%%

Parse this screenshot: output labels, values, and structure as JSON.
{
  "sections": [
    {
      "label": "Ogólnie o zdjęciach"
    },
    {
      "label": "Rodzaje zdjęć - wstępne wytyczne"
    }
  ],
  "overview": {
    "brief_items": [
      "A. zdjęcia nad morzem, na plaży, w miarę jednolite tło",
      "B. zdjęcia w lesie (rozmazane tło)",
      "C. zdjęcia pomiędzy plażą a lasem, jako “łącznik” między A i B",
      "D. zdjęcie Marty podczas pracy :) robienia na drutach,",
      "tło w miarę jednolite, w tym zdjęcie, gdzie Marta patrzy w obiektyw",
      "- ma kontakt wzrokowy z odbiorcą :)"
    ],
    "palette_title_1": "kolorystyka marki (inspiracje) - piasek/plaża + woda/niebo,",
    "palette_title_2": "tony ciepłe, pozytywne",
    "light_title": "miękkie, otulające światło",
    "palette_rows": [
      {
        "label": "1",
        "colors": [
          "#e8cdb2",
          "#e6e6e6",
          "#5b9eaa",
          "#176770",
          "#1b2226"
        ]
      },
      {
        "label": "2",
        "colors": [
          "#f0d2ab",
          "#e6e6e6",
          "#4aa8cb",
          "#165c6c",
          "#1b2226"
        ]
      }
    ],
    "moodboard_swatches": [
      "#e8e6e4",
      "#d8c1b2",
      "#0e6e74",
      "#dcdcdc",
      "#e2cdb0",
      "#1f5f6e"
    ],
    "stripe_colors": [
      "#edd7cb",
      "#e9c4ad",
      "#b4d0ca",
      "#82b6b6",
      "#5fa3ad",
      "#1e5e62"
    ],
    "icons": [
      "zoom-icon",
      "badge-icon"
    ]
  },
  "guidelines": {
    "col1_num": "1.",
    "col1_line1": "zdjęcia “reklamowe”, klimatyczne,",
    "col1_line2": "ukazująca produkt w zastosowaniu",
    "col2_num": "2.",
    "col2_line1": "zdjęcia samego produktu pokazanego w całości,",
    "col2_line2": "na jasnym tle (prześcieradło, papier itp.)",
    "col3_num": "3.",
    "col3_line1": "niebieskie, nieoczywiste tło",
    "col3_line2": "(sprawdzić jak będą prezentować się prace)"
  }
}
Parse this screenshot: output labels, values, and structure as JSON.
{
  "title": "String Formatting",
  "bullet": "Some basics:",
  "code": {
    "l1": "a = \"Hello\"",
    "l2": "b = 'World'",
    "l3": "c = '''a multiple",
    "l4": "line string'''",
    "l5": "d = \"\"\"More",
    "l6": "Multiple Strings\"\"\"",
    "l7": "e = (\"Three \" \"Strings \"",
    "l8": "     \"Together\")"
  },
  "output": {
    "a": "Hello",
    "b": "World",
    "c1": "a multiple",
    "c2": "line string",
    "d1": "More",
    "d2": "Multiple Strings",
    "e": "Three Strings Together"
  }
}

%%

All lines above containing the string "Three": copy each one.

Solution to the problem →
    "l7": "e = (\"Three \" \"Strings \"",
    "e": "Three Strings Together"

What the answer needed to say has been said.